Material to process Block Start

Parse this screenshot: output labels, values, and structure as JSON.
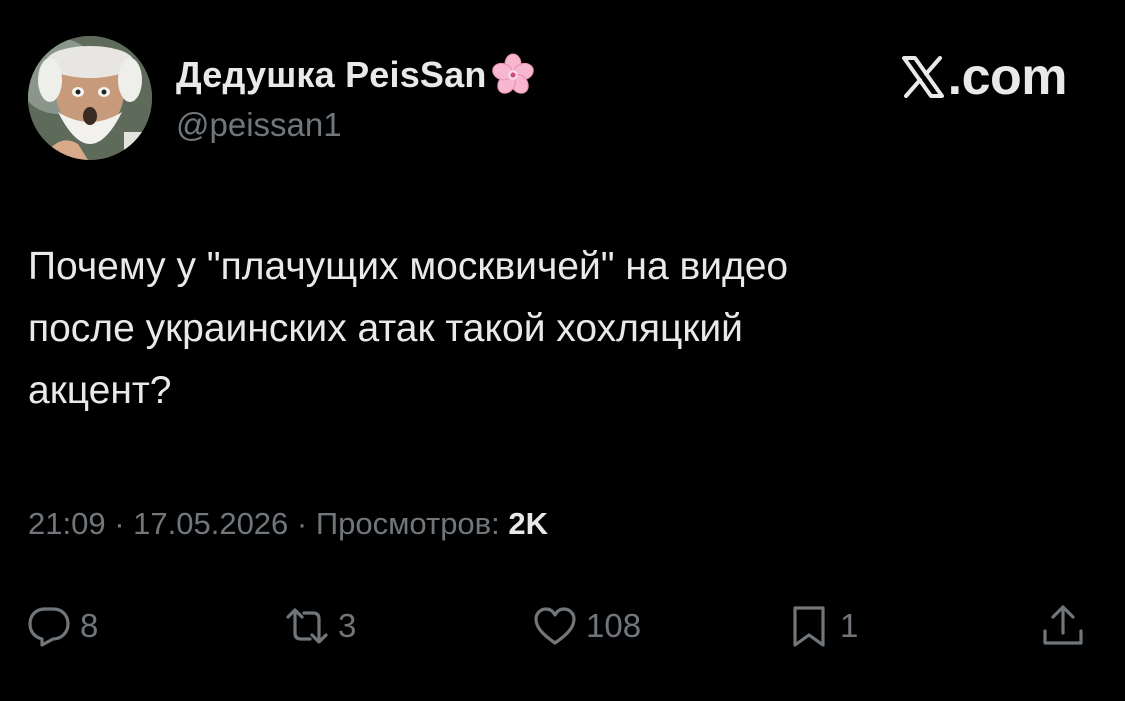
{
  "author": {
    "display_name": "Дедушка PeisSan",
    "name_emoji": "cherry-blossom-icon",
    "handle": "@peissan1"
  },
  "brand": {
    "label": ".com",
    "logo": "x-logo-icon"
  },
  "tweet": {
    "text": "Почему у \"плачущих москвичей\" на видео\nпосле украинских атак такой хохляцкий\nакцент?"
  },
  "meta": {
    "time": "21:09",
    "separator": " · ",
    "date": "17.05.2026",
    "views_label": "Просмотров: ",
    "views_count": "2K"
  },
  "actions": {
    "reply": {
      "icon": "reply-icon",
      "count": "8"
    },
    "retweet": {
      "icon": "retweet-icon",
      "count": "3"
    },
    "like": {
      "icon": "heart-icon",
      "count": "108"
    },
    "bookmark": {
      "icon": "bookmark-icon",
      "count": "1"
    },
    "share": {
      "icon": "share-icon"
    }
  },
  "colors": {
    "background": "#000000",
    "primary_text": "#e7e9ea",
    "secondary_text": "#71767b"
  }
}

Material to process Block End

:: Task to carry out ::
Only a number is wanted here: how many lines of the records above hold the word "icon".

:: Task response ::
7